Ad van Oers, Supply Chain Lead for Africa and Europe for Castrol’s lubricants business, knows what it takes to build and run successful supply chains. Currently overseeing more than 1,000 employees spread across 40 sites, he has also held senior positions at Estee Lauder and Unilever. We caught up with him to get his thoughts on how supply chains have coped with COVID-19 and what the future might look like.
There’s been enormous pressure on supply chains. We’re in unknown territory – companies have always spent time on their resilience, on their business continuity plans, but no one has ever had to deal with so much disruption right across the length and breadth of their network.
It’s meant that supply chains were tested more than anyone ever expected, and now they’re looking at how resilient their networks were, how agile they were, and how their processes stood up. For some, things may have gone ok all things considered; for others, it won’t have been a comfortable experience.
What we saw a lot of was businesses really focusing on what was key to their organisation, and only that. It’s a push for simplification, to deliver excellence on core activities. This was across the entire operation, not just supply chain, but what that means is that supply chains I think will become simplified – if you’ve got an organisation that is only focusing on what really matters, then the supply chain is only going to support that focus. I saw businesses making focused decisions on their portfolios, sharper trade offs between service and Inventory, and clear choices on how to support their people in these uncertain times.
I also see much more focus on cash, and how, in an economic downturn, a lot of companies will be very protective of cash flow and keeping themselves running. This comes back to the whole focus on core objectives – that’s where businesses are going to keep their cash.
In the past we’ve had a huge amount of focus on efficiency and cost management, balancing it with service. Now, I think we’ll see companies start to make different trade-offs with agility and resilience. They’ll be looking at the learnings from COVID-19 and adapting, but it won’t just be about dealing with the impact of the pandemic, but how they handle what comes next – another pandemic, greater political instability, whatever it is. Do they need to be more agile, more risk adverse?

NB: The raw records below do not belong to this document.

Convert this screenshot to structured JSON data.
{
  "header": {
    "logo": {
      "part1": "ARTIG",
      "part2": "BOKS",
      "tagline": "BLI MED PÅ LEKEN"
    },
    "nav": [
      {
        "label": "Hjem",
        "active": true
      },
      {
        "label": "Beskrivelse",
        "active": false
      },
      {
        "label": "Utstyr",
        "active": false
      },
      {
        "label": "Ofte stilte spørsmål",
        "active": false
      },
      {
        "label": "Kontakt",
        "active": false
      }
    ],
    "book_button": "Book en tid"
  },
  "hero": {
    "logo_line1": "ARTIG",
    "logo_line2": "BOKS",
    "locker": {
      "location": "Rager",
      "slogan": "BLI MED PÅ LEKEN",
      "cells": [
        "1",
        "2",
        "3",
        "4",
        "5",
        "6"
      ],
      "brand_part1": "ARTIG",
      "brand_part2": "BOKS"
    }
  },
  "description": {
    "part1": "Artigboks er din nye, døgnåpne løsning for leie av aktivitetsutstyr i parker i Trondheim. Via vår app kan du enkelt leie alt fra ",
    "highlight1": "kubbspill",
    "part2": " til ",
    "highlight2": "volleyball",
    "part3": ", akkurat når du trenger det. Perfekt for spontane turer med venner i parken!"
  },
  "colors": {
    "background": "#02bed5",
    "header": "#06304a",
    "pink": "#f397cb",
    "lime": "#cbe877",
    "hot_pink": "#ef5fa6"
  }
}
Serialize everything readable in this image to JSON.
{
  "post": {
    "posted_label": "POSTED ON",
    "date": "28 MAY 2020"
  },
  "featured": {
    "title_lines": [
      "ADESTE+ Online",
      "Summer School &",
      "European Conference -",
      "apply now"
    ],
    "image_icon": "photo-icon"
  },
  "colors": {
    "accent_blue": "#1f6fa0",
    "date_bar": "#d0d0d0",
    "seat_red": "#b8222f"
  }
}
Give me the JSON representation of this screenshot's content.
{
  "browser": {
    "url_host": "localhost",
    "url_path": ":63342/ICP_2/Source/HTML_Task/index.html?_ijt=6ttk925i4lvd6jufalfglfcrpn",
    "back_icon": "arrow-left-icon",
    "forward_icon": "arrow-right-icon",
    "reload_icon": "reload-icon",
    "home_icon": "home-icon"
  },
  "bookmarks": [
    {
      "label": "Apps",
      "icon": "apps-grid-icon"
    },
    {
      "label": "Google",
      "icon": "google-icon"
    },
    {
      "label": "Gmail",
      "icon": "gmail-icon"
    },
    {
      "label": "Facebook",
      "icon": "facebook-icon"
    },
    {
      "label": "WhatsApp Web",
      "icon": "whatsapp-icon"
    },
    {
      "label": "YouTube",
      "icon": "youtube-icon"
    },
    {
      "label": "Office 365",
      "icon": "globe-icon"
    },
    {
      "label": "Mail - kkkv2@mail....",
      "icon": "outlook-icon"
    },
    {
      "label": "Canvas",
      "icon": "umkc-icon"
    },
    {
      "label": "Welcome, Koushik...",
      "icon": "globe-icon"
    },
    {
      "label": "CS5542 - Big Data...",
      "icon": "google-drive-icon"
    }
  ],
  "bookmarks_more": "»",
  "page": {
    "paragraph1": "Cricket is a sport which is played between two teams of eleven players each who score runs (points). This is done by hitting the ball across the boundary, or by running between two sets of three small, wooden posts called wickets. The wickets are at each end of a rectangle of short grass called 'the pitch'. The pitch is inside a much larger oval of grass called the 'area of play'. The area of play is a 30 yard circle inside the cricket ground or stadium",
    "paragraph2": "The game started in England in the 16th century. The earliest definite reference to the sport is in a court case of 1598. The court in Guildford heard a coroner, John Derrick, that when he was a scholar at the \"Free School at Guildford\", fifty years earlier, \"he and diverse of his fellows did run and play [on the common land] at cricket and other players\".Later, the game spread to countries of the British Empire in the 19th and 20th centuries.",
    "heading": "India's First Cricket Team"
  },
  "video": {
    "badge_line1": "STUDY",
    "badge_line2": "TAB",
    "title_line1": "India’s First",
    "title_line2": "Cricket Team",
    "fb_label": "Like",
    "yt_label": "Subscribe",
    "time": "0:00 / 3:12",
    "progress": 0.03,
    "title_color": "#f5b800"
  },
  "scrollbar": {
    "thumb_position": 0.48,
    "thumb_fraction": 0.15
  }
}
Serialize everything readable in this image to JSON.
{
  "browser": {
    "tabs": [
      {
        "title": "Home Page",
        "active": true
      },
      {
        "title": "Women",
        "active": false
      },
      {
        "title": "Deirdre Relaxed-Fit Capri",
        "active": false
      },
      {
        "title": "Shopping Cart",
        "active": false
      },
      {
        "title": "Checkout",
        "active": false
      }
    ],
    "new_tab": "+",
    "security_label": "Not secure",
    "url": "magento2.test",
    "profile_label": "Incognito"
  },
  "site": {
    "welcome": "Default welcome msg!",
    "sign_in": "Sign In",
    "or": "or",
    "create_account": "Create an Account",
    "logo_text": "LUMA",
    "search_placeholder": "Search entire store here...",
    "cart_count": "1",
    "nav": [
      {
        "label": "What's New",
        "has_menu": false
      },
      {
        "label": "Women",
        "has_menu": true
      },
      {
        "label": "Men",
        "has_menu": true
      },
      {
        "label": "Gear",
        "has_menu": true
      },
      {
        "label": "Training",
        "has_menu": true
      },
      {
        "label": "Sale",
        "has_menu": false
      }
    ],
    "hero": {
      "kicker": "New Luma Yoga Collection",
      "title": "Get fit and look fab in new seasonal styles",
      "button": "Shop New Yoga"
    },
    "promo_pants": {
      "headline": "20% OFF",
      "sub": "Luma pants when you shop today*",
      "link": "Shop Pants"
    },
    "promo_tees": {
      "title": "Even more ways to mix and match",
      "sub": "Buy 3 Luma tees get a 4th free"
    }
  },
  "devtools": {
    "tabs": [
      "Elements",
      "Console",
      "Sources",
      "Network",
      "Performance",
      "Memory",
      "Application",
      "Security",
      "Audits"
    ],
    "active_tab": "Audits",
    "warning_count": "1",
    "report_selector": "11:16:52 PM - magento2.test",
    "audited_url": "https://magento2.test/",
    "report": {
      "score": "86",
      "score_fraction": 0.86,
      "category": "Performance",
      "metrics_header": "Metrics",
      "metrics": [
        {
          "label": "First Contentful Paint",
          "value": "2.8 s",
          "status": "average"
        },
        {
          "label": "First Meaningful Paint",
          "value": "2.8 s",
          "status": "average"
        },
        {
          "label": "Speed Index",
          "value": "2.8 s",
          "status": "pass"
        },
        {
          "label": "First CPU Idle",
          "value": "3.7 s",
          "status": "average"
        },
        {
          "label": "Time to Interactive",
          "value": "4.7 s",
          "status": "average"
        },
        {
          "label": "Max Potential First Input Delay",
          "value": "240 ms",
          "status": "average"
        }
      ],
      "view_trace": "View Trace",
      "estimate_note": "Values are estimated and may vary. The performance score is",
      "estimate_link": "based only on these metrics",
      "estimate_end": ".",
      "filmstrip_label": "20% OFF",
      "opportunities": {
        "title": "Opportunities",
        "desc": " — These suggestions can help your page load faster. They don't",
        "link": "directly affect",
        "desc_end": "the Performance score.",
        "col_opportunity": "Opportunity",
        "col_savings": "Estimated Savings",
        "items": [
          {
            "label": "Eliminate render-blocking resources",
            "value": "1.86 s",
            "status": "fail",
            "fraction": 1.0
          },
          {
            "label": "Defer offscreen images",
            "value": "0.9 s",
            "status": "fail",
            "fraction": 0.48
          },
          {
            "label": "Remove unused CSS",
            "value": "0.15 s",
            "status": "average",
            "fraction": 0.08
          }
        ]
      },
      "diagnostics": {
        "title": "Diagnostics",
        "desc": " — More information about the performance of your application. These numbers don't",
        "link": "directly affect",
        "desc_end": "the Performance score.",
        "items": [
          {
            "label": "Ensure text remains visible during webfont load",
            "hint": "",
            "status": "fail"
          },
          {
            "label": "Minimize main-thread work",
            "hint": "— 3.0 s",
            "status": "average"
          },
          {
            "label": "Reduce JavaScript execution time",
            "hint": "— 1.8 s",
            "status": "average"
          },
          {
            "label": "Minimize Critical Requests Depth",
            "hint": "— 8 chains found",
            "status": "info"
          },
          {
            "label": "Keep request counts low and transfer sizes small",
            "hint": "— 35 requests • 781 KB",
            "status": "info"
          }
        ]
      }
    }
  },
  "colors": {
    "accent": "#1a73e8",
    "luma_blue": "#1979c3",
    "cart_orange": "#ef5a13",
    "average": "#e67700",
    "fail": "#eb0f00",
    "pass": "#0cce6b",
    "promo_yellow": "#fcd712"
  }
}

This is where simplification will come in.
I do believe COVID has accelerated a lot of trends: we’ve been talking for a while about artificial intelligence, automation, being more data driven and how that all helps the supply chain, and I’m seeing these trends speed up in the last few months. Recently I’ve observed businesses automating manual transactions in order management, implementing artificial intelligence in demand planning and predicting service and inventory through simulation capabilities.
In addition, if the success of your supply chain depends on workers not falling sick, it’s a pretty strong case for automating what you can, taking out that risk and re-deploying those workers elsewhere in the organisation. In this example, to get the benefits of these advancements, embracing digital tools is key.
We saw a lot of collaboration – everyone was in the same situation, so could see the challenges others were facing, and all parties pulled together. A lot of companies adapt how they operated to accommodate the changes in others.
Castrol was no different. There’s a tendency in crisis, I think, to try and control everything, to centralise everything. We realised early on that wouldn’t work. We’ve got a distributed network across different countries, and each government was acting in a different way with lockdowns and restrictions. So, we went the other way, and delegated as much responsibility as we could to the shop floor, so that our factories could adapt to local changes and respond accordingly.
This meant we could continue to operate and support our customers at a time when many businesses were hugely disrupted. The factory managers implemented proposals on how we could operate while respecting social distancing, new shift patterns which allowed us to effectively quarantine, if necessary and resume operations. They represented supply chain at the country support and crisis teams. Not only that, but it helped our partners – they could adjust their own business, knowing that whatever they did, they would get a quick response.
My strong belief is that the future of the supply chain is to be a triple A network – agile, adaptable and aligned. I’ve already talked about simplification – one of the ways you get that is by being able to integrate the supply chain with the business as smoothly as possible.
To enable that, supply chains need to increase digitisation, achieve a better balance and have a greater focus on improving resilience. A good example is how people are viewing global sourcing– for many years it made sense. Now, with the pandemic, and the disruption of global supply chains, are there better and more local options?
If supply chains are seen as a cost centre, you will always struggle to invest effectively. So, you need to change mindsets to viewing supply chains as a value creator, and in turn an opportunity to achieve your business goals.
It’s important to remember that supply chains as value creators mean that you need to have end-to-end visibility and understanding. That way you’ll be able to see how a higher cost in supply chain could take out cost elsewhere.
How do you get that visibility and understanding? Digitalisation. AI, automation, and being more data driven. I think people have been more exposed to innovation in the last few months than they perhaps were before – for instance, managers who were reticent about remote working have needed to embrace it, and maybe their minds have changed. It’s the same in the implementation of technology in the supply chain. Businesses have been forced to focus, get it right for a core part of their operations, and now want to roll their approaches out more broadly, and will be able to do that by digitising.